A trade mark search can be conducted for free using IP Australia’s ATMOSS search tool. However, it is important to consider that conducting a trade mark search is not a simple process, and it can be difficult to know what to look for. If you need assistance conducting a trade mark search, you should seek the help of an IP professional.
3. Choosing a Weak Trade Mark
The trade mark process starts with choosing your trade mark itself. You must choose a strong trade mark that will avoid any potential trade mark infringement disputes in the future. This includes avoiding trade marks that are either too generic, too descriptive or overall too common. The more unique your trade mark is, the easier it will be to register and enforce your rights.
4. Registration in the Wrong Class
Another common trade mark error is registering your trade mark in the wrong class. When applying to register a trade mark, you will be required to nominate the categories of goods or services that you wish to use your trade mark in. You must select the most appropriate trade mark classes because they will define the scope of your trade mark protection. Once you have made your trade mark application, it is impossible to add another class to your application, making it critical you understand trade mark classes as early as possible.

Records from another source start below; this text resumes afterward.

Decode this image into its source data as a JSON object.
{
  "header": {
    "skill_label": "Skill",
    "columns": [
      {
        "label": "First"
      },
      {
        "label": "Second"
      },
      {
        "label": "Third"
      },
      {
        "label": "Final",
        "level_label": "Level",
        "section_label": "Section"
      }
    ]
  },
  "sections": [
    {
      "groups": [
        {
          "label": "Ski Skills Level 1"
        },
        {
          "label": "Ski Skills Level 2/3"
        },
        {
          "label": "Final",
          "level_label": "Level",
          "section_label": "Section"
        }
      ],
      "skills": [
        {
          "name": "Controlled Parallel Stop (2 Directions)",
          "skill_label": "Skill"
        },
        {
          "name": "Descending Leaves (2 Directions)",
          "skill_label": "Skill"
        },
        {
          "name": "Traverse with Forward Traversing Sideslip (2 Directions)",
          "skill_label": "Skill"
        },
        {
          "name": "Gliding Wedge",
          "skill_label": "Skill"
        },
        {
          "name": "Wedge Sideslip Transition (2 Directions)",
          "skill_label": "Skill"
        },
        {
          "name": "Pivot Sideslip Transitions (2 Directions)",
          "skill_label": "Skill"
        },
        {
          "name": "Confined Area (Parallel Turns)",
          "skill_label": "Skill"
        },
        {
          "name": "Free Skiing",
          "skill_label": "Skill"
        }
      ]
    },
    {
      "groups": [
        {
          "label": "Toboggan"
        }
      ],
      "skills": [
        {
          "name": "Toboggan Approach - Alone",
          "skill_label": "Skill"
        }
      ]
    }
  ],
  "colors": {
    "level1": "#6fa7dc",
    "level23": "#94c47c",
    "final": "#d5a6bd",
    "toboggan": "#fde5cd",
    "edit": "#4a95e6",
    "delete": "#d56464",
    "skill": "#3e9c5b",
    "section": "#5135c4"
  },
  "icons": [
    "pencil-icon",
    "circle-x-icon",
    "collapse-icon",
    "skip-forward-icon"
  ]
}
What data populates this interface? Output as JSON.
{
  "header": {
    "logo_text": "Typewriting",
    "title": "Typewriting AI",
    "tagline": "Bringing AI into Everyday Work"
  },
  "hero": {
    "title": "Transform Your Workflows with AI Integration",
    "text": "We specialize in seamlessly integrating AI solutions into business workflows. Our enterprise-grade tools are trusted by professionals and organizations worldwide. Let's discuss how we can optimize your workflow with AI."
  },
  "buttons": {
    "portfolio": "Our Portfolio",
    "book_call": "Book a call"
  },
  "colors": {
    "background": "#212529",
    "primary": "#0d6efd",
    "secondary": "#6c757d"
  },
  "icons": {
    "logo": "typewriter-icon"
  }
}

To avoid selecting the wrong trade mark classes, you should aim to understand trade mark classes as much as possible. You should also look to competitor businesses’ trade marks and the trade mark classes they have selected to help you better understand the trade mark classes applicable to you, as well as consider seeking the advice of a professional.
5. Ignoring Your Enforcement Rights
A common mistake relating to trade mark management is neglecting your trade mark after registering it. A trade mark is designed to give you exclusive rights to the use of your trade mark. These rights include your enforcement rights to prevent others from using your trade mark. This makes it essential that you monitor any attempts to register a similar trade mark to yours or anyone in the market which is stealing your trade mark.
Failure to ignore these rights means your trade mark registration was effectively for nothing. However, trade mark infringement can reflect poorly on your business’ reputation and impact the overall value of your business, so it is important that you do not ignore your rights to enforce your trade mark.
Understanding trade marks can help you avoid making common errors that impact the effectiveness of your trade marks. Some of the most common trade mark pitfalls to avoid include:
- not registering your trade mark;
- failure to conduct a trade mark search;
- choosing a weak trade mark;
- registering your trade mark in the wrong trade mark class; and
- ignoring your trade mark enforcement rights.
If you need professional assistance to ensure you avoid any common trade mark pitfalls, our experienced trade mark lawyers can help. You can contact them on 1300 657 423 or by filling out the form on this page.
Frequently Asked Questions
A trade mark is one type of intellectual property (IP) protection that allows you to distinguish elements of your brand from all of your competitors. A trade mark acts as legal protection and an excellent marketing tool that can increase the value of your business assets.
Some of the most common trade mark mistakes include not registering your trade mark, not conducting a thorough trade mark search, choosing a weak trade mark, registering your trade mark in the wrong trade mark class and ignoring your trade mark enforcement rights. However, you can easily avoid these common mistakes with some research and professional assistance.